The government of Belgium’s Wallonia region has approved at first reading a decree regulating the grid fee charged to prosumers who both consume and sell power generated by their household PV systems. According to the provisions, the controversial fee will come into force on January 1 next year rather than having taken effect two months ago, as previously recommended by energy regulator the Walloon Commission for Energy (CwaPE).
The decree will also exempt from the fee all existing PV power generators as well as those that will be grid-connected by the end of June.
The CwaPE said in a statement, the revised provisions mean energy consumers will have to unfairly shoulder the burden of grid fees until January.
“The CWaPE remarks the fact that the draft decree could impinge on the competences of the independent regulator, particularly in terms of tariffs, powers and [the] independence desired by the European legislator,” said the regulator. “The CWaPE specifies that the rapid evolution of network usage methods – energy communities, microgrids, direct lines, storage, etc. – will require, at the latest for the period after 2023, new works, analyses and devices in order to achieve an evolution of the tariff methodology [needed for] fully integrating these new data.”

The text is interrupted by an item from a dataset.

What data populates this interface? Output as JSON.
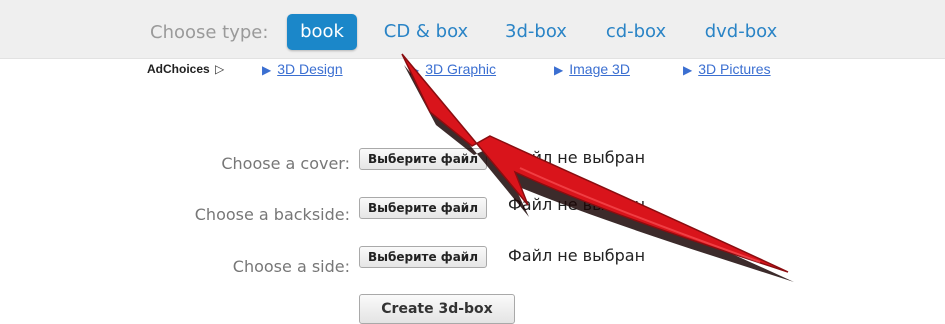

Household systems the norm
The exemption from paying the fee for existing PV installations is undoubtedly good news for residential system owners in the region, whose cumulative installed solar capacity stood at around 1.1 GW at the end of 2018. As recent statistics have shown, the vast majority of that capacity is made up by PV installations not exceeding 10 kW in size and deployed under the region’s two support schemes for solar: the Solwatt, which expired in 2014; and the Qualiwatt.
A fee of €330-560 per year could be paid to Wallonia’s utilities after January 1, depending on system size and location.
Each of Belgium’s three regions has its own regulatory framework for solar and renewable energy.